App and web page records
━━━━━━━━━━━━━━━━

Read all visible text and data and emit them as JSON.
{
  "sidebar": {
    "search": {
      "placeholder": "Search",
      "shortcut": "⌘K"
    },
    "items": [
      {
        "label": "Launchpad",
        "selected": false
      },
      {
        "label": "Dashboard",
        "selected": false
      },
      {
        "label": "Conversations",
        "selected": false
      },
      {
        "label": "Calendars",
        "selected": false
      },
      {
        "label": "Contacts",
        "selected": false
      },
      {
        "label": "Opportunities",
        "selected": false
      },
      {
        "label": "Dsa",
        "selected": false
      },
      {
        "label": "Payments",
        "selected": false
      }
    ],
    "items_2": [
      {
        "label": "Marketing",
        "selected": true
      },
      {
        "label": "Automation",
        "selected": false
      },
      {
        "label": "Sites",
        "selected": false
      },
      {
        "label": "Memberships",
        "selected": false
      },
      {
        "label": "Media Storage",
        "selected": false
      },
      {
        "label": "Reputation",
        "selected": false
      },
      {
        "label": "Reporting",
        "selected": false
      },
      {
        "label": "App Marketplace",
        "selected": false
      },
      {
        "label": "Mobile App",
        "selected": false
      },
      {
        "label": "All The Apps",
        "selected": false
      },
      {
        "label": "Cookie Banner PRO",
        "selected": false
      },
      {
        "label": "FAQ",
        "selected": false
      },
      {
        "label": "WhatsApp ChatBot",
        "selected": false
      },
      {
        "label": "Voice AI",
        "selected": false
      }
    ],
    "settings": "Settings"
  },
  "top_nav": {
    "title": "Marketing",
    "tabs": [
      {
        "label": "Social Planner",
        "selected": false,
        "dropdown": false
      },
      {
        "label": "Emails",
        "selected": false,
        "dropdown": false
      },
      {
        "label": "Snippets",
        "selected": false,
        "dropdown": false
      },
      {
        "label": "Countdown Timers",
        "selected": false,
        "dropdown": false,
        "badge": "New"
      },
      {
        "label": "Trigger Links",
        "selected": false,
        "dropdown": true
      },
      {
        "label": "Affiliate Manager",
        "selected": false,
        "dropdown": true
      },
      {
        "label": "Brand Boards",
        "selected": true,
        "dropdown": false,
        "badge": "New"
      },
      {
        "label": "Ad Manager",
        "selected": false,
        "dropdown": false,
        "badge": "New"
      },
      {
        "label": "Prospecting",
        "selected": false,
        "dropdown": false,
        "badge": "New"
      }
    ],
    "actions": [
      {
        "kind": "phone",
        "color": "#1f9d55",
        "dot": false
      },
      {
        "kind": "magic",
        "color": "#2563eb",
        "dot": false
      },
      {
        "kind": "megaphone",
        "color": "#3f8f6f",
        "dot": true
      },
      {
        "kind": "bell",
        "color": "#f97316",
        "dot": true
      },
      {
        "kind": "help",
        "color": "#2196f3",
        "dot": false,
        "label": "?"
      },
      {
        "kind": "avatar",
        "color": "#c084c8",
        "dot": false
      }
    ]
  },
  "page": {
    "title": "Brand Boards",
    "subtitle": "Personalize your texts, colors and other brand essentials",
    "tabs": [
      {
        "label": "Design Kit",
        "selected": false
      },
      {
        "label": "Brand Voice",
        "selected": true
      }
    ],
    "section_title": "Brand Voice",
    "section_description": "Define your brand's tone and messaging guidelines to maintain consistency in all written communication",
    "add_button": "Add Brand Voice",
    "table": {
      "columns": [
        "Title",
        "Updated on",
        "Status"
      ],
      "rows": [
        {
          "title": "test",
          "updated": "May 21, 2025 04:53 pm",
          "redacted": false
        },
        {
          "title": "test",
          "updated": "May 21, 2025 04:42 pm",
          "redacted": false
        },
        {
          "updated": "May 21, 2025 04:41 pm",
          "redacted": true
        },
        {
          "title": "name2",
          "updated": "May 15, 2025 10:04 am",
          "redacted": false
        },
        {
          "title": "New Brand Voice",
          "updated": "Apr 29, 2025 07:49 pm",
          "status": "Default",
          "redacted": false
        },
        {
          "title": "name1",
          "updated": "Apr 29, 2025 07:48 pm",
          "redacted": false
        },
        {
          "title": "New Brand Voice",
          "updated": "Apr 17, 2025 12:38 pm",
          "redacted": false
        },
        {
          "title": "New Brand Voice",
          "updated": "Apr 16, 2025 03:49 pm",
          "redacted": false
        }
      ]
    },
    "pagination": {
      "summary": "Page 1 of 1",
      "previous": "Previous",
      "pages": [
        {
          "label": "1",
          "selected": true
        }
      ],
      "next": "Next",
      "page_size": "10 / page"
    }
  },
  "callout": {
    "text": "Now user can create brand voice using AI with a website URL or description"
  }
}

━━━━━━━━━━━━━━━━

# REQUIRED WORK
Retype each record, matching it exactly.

# ANSWER SPACE
Read all visible text and data and emit them as JSON.
{
  "sidebar": {
    "search": {
      "placeholder": "Search",
      "shortcut": "⌘K"
    },
    "items": [
      {
        "label": "Launchpad",
        "selected": false
      },
      {
        "label": "Dashboard",
        "selected": false
      },
      {
        "label": "Conversations",
        "selected": false
      },
      {
        "label": "Calendars",
        "selected": false
      },
      {
        "label": "Contacts",
        "selected": false
      },
      {
        "label": "Opportunities",
        "selected": false
      },
      {
        "label": "Dsa",
        "selected": false
      },
      {
        "label": "Payments",
        "selected": false
      }
    ],
    "items_2": [
      {
        "label": "Marketing",
        "selected": true
      },
      {
        "label": "Automation",
        "selected": false
      },
      {
        "label": "Sites",
        "selected": false
      },
      {
        "label": "Memberships",
        "selected": false
      },
      {
        "label": "Media Storage",
        "selected": false
      },
      {
        "label": "Reputation",
        "selected": false
      },
      {
        "label": "Reporting",
        "selected": false
      },
      {
        "label": "App Marketplace",
        "selected": false
      },
      {
        "label": "Mobile App",
        "selected": false
      },
      {
        "label": "All The Apps",
        "selected": false
      },
      {
        "label": "Cookie Banner PRO",
        "selected": false
      },
      {
        "label": "FAQ",
        "selected": false
      },
      {
        "label": "WhatsApp ChatBot",
        "selected": false
      },
      {
        "label": "Voice AI",
        "selected": false
      }
    ],
    "settings": "Settings"
  },
  "top_nav": {
    "title": "Marketing",
    "tabs": [
      {
        "label": "Social Planner",
        "selected": false,
        "dropdown": false
      },
      {
        "label": "Emails",
        "selected": false,
        "dropdown": false
      },
      {
        "label": "Snippets",
        "selected": false,
        "dropdown": false
      },
      {
        "label": "Countdown Timers",
        "selected": false,
        "dropdown": false,
        "badge": "New"
      },
      {
        "label": "Trigger Links",
        "selected": false,
        "dropdown": true
      },
      {
        "label": "Affiliate Manager",
        "selected": false,
        "dropdown": true
      },
      {
        "label": "Brand Boards",
        "selected": true,
        "dropdown": false,
        "badge": "New"
      },
      {
        "label": "Ad Manager",
        "selected": false,
        "dropdown": false,
        "badge": "New"
      },
      {
        "label": "Prospecting",
        "selected": false,
        "dropdown": false,
        "badge": "New"
      }
    ],
    "actions": [
      {
        "kind": "phone",
        "color": "#1f9d55",
        "dot": false
      },
      {
        "kind": "magic",
        "color": "#2563eb",
        "dot": false
      },
      {
        "kind": "megaphone",
        "color": "#3f8f6f",
        "dot": true
      },
      {
        "kind": "bell",
        "color": "#f97316",
        "dot": true
      },
      {
        "kind": "help",
        "color": "#2196f3",
        "dot": false,
        "label": "?"
      },
      {
        "kind": "avatar",
        "color": "#c084c8",
        "dot": false
      }
    ]
  },
  "page": {
    "title": "Brand Boards",
    "subtitle": "Personalize your texts, colors and other brand essentials",
    "tabs": [
      {
        "label": "Design Kit",
        "selected": false
      },
      {
        "label": "Brand Voice",
        "selected": true
      }
    ],
    "section_title": "Brand Voice",
    "section_description": "Define your brand's tone and messaging guidelines to maintain consistency in all written communication",
    "add_button": "Add Brand Voice",
    "table": {
      "columns": [
        "Title",
        "Updated on",
        "Status"
      ],
      "rows": [
        {
          "title": "test",
          "updated": "May 21, 2025 04:53 pm",
          "redacted": false
        },
        {
          "title": "test",
          "updated": "May 21, 2025 04:42 pm",
          "redacted": false
        },
        {
          "updated": "May 21, 2025 04:41 pm",
          "redacted": true
        },
        {
          "title": "name2",
          "updated": "May 15, 2025 10:04 am",
          "redacted": false
        },
        {
          "title": "New Brand Voice",
          "updated": "Apr 29, 2025 07:49 pm",
          "status": "Default",
          "redacted": false
        },
        {
          "title": "name1",
          "updated": "Apr 29, 2025 07:48 pm",
          "redacted": false
        },
        {
          "title": "New Brand Voice",
          "updated": "Apr 17, 2025 12:38 pm",
          "redacted": false
        },
        {
          "title": "New Brand Voice",
          "updated": "Apr 16, 2025 03:49 pm",
          "redacted": false
        }
      ]
    },
    "pagination": {
      "summary": "Page 1 of 1",
      "previous": "Previous",
      "pages": [
        {
          "label": "1",
          "selected": true
        }
      ],
      "next": "Next",
      "page_size": "10 / page"
    }
  },
  "callout": {
    "text": "Now user can create brand voice using AI with a website URL or description"
  }
}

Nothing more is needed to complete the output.